▸ WHAT TO DO
Match the word "only". Return each line of the data below where it appears.
--- START ---
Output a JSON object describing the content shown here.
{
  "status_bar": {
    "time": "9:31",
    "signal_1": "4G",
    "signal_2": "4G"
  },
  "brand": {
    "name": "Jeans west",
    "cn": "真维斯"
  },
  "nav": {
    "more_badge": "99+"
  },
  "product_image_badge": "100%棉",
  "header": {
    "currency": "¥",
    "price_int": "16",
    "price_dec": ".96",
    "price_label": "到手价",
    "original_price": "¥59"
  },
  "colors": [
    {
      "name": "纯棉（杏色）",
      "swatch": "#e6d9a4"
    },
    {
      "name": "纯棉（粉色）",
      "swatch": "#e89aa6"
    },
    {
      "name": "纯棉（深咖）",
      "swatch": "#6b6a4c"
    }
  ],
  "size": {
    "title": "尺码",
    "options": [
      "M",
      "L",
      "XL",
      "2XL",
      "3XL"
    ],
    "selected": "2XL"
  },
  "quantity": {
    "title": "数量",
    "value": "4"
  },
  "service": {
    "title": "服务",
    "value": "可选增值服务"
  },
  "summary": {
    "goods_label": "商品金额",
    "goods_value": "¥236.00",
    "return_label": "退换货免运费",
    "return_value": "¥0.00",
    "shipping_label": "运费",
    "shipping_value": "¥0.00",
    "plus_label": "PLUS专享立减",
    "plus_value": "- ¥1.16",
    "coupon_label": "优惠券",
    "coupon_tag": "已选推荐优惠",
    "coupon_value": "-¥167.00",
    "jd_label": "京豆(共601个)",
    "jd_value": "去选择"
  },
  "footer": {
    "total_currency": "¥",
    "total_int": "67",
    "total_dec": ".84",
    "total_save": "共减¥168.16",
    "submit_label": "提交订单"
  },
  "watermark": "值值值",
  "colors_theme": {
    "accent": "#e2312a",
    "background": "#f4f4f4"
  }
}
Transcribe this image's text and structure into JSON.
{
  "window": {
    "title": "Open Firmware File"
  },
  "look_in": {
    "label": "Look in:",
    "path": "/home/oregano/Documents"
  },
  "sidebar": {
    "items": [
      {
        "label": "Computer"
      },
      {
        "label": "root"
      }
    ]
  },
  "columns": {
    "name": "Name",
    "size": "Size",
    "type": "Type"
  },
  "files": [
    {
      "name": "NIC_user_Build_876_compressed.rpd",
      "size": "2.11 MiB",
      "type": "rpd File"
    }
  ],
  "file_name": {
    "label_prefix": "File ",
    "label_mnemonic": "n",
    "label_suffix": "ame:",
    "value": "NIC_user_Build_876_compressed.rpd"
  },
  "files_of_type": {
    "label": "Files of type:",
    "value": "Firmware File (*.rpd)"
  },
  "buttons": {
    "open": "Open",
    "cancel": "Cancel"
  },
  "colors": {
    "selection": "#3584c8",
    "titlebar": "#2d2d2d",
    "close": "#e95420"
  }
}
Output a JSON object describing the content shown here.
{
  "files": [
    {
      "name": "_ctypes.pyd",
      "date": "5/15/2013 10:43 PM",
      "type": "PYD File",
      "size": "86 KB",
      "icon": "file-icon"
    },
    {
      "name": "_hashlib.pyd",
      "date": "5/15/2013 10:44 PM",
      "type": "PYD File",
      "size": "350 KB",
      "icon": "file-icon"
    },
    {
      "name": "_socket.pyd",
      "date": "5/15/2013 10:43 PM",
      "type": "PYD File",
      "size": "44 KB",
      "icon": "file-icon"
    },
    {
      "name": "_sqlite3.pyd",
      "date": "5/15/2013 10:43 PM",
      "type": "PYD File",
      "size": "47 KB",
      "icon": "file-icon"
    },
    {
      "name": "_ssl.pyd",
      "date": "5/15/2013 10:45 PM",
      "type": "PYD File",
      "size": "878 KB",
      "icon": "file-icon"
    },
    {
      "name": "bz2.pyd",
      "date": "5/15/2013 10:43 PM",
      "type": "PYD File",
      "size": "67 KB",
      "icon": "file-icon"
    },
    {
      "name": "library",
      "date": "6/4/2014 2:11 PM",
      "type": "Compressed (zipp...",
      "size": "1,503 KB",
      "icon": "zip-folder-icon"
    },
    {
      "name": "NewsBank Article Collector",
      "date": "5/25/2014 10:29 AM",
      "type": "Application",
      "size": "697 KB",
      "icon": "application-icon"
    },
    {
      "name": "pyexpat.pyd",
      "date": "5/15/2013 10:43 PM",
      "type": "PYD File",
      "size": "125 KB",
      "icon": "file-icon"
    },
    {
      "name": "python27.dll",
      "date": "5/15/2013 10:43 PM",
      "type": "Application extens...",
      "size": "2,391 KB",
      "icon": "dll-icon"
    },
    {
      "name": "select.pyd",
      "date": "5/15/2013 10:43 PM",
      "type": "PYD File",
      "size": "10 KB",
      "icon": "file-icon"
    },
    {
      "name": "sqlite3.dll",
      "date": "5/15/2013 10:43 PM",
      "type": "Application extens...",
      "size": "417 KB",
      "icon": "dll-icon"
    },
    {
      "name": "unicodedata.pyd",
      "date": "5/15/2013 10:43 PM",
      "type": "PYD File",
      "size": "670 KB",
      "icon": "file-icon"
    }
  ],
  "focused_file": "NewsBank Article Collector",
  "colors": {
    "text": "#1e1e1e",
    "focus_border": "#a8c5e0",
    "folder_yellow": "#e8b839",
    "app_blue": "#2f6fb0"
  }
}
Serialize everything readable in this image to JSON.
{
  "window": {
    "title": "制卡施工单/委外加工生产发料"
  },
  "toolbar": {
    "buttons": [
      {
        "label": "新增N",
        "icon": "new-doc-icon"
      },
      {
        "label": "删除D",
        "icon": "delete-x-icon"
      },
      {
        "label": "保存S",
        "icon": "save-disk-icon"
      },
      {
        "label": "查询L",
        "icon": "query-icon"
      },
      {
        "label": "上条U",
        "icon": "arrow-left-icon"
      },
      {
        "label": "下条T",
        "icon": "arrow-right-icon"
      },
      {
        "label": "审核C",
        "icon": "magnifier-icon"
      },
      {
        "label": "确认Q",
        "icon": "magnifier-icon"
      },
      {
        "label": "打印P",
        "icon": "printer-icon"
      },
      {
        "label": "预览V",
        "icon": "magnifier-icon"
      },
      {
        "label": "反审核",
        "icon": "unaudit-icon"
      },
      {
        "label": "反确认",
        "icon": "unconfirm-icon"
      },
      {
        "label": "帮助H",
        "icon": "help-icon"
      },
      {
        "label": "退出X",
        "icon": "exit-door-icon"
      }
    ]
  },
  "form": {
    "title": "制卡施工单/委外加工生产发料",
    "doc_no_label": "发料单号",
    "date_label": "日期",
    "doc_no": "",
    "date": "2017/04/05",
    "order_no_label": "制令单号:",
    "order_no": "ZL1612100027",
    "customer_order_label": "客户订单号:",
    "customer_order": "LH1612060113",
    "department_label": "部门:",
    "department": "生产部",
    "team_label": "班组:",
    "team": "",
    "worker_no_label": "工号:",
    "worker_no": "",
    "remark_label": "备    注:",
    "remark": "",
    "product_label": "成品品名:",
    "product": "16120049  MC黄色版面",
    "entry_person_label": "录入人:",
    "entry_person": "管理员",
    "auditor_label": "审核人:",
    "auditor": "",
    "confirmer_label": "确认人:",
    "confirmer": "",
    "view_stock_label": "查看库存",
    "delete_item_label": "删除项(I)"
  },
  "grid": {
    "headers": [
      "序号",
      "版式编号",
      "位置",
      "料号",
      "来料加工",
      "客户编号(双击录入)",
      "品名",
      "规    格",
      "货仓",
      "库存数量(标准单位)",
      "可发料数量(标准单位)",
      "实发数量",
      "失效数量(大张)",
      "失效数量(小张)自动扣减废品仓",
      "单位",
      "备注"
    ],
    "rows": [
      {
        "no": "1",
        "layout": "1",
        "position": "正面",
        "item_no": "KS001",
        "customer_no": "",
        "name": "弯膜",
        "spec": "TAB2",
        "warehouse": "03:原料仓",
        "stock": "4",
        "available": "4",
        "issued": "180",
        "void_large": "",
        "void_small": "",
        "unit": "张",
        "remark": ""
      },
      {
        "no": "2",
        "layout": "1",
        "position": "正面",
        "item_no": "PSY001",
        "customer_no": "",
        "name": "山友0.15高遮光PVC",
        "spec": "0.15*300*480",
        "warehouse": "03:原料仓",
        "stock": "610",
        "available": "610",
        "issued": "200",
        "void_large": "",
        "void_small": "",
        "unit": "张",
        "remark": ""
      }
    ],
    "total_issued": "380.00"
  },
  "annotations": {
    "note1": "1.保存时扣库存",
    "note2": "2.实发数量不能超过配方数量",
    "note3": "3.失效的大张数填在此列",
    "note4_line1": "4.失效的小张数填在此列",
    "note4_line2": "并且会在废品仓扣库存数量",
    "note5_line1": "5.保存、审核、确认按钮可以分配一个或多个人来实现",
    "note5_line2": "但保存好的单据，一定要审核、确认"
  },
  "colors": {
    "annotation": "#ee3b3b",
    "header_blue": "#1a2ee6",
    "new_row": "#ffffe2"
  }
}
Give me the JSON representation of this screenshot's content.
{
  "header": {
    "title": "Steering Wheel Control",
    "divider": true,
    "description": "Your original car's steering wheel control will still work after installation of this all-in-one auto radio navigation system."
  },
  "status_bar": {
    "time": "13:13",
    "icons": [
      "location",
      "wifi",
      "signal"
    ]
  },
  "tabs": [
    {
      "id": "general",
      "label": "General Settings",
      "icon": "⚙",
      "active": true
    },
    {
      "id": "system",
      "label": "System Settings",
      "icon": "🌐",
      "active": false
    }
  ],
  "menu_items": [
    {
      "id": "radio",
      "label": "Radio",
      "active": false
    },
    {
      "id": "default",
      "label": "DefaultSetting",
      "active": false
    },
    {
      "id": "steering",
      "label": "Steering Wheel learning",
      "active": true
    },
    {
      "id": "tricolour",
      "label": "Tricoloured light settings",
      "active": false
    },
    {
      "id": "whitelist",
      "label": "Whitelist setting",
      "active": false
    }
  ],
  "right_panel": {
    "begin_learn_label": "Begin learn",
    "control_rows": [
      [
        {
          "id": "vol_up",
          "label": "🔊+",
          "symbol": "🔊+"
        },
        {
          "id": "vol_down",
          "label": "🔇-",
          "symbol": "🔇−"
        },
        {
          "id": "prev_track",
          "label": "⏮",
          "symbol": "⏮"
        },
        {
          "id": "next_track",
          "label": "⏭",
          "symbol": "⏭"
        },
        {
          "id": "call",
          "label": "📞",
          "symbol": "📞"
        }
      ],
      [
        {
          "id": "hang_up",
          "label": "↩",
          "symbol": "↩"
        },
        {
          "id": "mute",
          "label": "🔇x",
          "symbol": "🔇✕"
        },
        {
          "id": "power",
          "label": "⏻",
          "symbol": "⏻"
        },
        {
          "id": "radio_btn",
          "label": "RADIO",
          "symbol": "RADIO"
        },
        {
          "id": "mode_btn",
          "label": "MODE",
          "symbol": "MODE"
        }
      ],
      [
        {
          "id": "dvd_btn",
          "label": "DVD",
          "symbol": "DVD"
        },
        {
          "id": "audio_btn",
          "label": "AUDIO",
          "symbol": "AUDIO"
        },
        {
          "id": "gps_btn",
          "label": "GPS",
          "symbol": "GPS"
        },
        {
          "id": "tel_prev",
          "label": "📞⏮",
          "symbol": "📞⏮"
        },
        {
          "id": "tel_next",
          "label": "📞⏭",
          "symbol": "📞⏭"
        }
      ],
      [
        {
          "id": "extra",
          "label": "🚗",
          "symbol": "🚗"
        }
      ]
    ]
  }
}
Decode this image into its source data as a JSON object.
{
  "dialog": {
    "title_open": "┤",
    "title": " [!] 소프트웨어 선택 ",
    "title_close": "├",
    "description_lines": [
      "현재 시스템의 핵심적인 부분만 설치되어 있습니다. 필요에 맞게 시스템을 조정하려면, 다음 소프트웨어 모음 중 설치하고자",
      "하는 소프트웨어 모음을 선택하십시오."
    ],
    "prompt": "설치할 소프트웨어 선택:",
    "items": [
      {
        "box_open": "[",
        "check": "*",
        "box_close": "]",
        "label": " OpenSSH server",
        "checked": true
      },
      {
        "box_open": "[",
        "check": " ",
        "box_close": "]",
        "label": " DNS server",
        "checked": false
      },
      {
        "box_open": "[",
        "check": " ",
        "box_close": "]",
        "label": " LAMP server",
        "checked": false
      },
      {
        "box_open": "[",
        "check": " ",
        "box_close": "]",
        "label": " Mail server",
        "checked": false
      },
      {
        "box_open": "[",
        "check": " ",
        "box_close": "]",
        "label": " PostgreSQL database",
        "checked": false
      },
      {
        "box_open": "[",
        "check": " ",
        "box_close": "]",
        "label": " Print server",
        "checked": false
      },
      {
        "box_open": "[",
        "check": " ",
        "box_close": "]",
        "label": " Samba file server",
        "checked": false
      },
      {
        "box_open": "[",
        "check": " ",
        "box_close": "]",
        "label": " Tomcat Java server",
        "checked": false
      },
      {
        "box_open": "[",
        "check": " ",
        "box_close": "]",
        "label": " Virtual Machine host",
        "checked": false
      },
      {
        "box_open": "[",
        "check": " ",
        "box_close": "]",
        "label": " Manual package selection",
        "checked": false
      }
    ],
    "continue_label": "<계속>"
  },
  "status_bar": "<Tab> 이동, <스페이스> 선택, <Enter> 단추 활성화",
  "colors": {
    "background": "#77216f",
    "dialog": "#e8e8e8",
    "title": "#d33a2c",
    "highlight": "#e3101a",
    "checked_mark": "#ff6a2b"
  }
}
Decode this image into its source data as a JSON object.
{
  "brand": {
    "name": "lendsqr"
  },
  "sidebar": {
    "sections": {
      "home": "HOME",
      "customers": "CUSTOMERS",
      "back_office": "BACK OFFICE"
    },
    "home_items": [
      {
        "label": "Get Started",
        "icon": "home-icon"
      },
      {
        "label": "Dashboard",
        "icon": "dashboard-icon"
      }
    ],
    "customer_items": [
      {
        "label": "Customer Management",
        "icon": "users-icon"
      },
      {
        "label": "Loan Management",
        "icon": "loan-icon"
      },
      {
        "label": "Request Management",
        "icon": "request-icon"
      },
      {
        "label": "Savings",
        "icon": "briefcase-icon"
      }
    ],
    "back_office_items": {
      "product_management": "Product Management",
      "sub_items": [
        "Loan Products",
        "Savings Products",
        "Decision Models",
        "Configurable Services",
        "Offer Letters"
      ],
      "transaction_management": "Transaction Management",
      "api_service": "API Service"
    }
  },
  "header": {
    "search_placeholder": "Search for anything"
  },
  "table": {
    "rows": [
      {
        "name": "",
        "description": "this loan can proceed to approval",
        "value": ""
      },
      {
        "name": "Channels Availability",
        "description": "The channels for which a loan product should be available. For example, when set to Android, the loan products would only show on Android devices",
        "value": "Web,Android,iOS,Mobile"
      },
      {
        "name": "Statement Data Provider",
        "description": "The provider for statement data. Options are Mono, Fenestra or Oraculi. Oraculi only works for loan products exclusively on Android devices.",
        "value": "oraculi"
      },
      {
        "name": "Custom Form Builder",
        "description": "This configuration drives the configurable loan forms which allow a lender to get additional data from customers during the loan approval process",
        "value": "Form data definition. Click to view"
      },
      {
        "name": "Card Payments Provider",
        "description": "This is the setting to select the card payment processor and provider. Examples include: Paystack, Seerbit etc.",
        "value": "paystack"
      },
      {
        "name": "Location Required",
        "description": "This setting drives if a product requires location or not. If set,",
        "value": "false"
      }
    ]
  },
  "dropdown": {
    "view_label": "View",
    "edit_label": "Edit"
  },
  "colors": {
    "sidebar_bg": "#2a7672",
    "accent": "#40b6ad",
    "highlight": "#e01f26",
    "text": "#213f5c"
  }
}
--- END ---
▸ TASK RESPONSE
        "description": "The channels for which a loan product should be available. For example, when set to Android, the loan products would only show on Android devices",
        "description": "The provider for statement data. Options are Mono, Fenestra or Oraculi. Oraculi only works for loan products exclusively on Android devices.",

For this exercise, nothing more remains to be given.